- _RECORDS FOR PROCESSING_:

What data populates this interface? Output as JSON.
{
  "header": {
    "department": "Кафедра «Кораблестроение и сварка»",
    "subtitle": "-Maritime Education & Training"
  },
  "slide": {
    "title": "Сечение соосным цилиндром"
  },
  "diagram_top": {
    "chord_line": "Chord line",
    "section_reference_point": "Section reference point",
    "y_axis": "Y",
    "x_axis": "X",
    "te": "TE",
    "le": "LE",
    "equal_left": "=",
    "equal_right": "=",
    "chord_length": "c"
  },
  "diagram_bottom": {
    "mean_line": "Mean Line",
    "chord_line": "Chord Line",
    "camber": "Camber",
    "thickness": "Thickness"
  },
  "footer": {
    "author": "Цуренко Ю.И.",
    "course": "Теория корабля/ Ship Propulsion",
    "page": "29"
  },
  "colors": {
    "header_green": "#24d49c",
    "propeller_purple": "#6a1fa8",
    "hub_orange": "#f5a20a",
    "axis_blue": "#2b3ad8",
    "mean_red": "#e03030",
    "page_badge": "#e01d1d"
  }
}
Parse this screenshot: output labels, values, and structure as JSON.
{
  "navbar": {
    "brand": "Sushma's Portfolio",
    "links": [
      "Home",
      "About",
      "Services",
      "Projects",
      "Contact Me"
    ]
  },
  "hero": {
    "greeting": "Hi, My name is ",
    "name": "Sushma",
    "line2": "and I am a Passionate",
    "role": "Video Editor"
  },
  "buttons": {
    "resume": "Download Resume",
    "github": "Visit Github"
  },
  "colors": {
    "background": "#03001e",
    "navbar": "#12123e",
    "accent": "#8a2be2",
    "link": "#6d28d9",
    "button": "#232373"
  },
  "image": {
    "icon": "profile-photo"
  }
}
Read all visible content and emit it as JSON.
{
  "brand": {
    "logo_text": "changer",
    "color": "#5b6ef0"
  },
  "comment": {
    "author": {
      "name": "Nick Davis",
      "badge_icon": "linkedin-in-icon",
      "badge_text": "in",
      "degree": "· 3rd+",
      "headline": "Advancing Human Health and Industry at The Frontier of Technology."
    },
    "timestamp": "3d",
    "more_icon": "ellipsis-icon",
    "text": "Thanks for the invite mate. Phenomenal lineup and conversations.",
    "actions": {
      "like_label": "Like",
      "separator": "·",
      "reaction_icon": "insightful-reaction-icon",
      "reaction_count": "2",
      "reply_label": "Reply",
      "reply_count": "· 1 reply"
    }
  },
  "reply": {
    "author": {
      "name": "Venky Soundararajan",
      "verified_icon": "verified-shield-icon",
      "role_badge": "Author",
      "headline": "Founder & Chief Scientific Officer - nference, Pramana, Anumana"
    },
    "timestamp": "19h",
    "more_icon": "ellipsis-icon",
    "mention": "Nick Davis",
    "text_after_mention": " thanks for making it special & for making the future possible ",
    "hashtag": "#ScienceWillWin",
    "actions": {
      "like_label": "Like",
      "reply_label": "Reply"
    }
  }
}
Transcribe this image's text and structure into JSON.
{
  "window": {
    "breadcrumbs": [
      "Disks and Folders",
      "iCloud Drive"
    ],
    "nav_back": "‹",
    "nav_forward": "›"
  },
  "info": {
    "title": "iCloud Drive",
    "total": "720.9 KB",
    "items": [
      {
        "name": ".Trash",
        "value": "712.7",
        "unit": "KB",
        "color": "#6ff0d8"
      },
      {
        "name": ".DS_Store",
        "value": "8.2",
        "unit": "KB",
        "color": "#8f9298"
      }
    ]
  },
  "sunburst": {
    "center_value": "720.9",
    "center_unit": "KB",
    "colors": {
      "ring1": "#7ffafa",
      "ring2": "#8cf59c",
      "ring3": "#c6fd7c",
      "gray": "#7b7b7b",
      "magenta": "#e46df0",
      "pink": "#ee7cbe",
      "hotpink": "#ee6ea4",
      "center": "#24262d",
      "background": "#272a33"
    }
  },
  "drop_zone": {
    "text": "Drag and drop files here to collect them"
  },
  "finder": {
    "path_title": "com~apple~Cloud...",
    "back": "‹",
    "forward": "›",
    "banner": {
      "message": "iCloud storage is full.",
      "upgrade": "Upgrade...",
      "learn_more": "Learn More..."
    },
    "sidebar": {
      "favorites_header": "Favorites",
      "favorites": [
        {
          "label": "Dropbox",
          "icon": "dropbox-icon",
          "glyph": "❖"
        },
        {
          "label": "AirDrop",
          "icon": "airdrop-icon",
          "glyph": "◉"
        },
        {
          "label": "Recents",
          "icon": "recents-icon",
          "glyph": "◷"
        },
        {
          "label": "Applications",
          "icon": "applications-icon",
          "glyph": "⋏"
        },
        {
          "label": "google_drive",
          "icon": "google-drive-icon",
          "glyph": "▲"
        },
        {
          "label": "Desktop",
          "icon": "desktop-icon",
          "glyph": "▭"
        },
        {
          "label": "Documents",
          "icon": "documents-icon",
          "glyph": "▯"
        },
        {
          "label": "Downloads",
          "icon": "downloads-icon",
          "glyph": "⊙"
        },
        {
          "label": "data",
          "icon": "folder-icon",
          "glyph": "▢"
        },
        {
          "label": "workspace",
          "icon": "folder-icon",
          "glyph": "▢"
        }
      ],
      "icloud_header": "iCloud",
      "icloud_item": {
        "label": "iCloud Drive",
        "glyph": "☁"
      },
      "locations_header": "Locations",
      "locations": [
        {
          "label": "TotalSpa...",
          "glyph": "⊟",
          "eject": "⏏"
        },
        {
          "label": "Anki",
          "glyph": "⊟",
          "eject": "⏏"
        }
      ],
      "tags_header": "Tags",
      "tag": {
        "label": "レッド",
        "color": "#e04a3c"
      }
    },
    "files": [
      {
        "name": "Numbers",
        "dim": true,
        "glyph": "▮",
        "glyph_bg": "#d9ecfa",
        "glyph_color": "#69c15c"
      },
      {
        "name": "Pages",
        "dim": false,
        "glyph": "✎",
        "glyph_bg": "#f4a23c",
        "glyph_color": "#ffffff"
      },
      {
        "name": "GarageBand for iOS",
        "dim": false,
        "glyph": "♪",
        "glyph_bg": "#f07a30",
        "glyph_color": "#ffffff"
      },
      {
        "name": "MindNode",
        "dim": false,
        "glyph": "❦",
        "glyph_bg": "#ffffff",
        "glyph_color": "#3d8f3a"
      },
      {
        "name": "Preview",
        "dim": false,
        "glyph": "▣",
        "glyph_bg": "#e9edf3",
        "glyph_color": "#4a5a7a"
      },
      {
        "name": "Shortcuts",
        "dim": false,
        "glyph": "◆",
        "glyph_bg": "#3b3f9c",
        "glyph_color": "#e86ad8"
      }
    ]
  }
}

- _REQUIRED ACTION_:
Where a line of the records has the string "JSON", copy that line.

- _ANSWER TO THIS EXERCISE_:
What data populates this interface? Output as JSON.
Parse this screenshot: output labels, values, and structure as JSON.
Read all visible content and emit it as JSON.
Transcribe this image's text and structure into JSON.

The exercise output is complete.